T.capacity() i32;

Returns the space pre-allocated with reserve (or as an effect of vector size growth). The returned value is the maximum number of elements the vector can store without reallocating.

mut T.shrink_to_fit() void;

It trims the memory allocation to that strictly needed for the current vector size.

mut T.resize(in size i64);

Resizes the vector to the wanted size. 
If the size parameter is more than the current size, new elements are default initialized and appended.
If the size parameter is less than the current size, elements at the top of the vector are finalized. No memory is freed.

mut T.clear() void;

Cuts vector length to 0 without deallocating memory.

T.size() i32;

Returns the current vector length.

T.empty() bool;

Returns true if the vector length is 0. 

mut T.push_back(in e T.Element) void;

Appends a new element to the vector making it one unit longer.

mut T.pop_back() void;

Deletes the last element and makes te vector one unit shorter.

mut T.insert(in idx i64, in count i64, in e T.Element) void;

Inserts count elements, all identical to e (the last parameter) after the position idx.
The vector increases its length by count.

mut T.erase(in idx i64, in top i64) void;

Erases the elements from position idx included to top (excluded).
The vector decreases its length by top - idx.

mut T.insert_v(in idx i64, in to_insert T) void;

Inserts vector to_insert inside the argument at position idx.

mut T.append(in to_append T) void;

Appends vector to_append to the argument.

Maps

The following apply if the argument is a map:

mut T.reserve(in count i64) void;

Forces the map to allocate memory space in view of future expansions. Note that this doesn't change the actual content of the map.
count is the number of elements we want to be able to store in the map.

T.capacity() i32;

Returns the space allocated with reserve (or as an effect of map insertions). The returned value is the 
maximum number of elements the map can store without reallocating.

mut T.shrink_to_fit() void;

It trims the memory allocation to that strictly needed for the current map content.

mut T.clear() void;

Clears all the map entries.

T.size() i32;

Returns the number of values stored in the map.

T.empty() bool;

Returns true if the map is empty. 

mut T.insert(in key T.Key, in value T.Element) void;

Assigns a value to a key. If the key already has a value, it is replaced.

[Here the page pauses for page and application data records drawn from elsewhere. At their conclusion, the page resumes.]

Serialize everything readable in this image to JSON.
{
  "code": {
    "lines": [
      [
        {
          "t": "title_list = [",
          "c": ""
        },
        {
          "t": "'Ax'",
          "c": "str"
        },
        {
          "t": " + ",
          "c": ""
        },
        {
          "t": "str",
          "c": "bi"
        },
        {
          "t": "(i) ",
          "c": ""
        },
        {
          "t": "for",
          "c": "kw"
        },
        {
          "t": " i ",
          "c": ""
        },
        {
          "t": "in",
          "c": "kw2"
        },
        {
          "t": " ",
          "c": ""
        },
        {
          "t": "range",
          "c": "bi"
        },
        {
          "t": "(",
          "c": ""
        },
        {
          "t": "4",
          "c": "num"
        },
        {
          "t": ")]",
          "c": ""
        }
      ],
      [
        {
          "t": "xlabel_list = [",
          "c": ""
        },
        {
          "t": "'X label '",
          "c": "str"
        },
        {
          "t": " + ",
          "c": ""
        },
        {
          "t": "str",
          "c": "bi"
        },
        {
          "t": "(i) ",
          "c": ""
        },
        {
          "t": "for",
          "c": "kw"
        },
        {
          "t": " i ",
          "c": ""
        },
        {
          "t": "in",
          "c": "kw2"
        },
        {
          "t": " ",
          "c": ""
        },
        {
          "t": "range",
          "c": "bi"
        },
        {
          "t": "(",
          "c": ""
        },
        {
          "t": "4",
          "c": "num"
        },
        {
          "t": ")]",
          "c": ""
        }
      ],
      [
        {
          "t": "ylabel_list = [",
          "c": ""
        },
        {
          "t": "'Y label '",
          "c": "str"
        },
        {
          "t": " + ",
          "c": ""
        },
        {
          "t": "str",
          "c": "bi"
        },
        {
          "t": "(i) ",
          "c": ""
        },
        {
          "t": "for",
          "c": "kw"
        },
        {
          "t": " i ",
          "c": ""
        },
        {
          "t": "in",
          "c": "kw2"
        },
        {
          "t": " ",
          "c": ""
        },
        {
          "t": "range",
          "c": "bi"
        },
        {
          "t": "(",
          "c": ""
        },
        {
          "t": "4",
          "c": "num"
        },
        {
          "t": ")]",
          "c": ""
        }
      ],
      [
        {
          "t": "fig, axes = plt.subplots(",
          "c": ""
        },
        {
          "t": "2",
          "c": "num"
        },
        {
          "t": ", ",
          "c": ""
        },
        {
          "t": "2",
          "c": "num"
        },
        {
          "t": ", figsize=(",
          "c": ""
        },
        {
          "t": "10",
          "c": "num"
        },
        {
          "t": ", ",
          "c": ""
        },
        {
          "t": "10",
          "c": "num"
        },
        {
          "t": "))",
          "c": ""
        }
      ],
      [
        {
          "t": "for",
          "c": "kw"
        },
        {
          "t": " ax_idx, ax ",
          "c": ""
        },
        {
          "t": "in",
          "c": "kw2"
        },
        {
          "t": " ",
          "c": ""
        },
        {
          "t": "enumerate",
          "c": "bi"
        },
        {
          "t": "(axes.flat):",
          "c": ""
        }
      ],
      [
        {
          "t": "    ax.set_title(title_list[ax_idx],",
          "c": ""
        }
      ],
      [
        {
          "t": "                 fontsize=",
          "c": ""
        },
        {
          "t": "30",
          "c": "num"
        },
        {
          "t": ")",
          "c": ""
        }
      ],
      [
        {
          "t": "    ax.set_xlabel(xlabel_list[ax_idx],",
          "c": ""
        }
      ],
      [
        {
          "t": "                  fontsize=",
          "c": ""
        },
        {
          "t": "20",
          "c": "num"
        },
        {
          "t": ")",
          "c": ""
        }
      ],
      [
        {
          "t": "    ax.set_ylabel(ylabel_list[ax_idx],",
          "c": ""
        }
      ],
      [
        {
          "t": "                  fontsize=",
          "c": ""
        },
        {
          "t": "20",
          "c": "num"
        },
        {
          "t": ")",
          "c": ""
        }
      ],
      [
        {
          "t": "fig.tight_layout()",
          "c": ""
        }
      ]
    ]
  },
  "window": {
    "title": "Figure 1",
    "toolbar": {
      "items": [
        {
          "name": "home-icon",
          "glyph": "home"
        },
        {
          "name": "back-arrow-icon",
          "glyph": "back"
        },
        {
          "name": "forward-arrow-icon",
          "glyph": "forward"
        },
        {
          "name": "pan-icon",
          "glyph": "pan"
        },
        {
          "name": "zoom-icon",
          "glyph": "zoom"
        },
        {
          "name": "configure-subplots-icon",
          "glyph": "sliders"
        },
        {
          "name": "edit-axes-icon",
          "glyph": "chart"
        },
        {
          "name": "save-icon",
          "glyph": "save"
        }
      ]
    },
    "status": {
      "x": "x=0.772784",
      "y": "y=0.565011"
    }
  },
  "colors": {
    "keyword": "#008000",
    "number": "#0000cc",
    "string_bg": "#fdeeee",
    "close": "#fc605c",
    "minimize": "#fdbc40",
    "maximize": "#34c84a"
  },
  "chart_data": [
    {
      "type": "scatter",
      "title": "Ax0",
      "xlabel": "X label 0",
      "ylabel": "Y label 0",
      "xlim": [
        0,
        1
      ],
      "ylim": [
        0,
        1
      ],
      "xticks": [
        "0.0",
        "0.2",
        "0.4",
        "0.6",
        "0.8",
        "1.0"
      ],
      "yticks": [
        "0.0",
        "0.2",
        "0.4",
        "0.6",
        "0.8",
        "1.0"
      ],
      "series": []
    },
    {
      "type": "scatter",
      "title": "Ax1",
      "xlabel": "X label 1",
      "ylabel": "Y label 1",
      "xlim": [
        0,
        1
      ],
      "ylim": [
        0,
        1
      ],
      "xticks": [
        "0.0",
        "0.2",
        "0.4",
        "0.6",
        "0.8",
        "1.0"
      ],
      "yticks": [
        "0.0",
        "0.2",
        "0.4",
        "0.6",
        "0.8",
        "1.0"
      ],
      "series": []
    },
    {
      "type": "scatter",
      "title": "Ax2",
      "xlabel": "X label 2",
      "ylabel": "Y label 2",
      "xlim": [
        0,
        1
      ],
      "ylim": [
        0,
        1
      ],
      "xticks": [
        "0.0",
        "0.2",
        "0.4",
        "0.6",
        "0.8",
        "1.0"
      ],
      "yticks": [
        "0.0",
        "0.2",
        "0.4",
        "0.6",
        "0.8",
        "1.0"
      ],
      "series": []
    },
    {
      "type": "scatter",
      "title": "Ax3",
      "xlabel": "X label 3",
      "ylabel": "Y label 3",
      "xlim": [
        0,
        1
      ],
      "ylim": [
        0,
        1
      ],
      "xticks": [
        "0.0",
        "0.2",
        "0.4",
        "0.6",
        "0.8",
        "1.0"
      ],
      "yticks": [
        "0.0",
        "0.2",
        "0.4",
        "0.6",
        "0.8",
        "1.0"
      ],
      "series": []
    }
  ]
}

mut T.erase(in key T.Key) void;

Deletes the key and its value from the map.

T.get(in key T.Key) T.Element;

Retrieves the value of a key. Can throw an exception if the key doesn't exist in the map (was never assigned)

T.get_safe(in key T.Key, in default T.Element) T.Element;

Retrieves the value of a key. If the key doesn't exist in the map (was never assigned), returns the default value.

T.has(in key T.Key) bool;

Checks if key has a value.

T.key_at(in idx i64) T.Element;
T.value_at(in idx i64) T.Element;

Respectively read the key and value at the idx-th position.
valid idx values are from 0 to size()-1. No order is guaranteed. A key and its value are guaranteed to have the same index.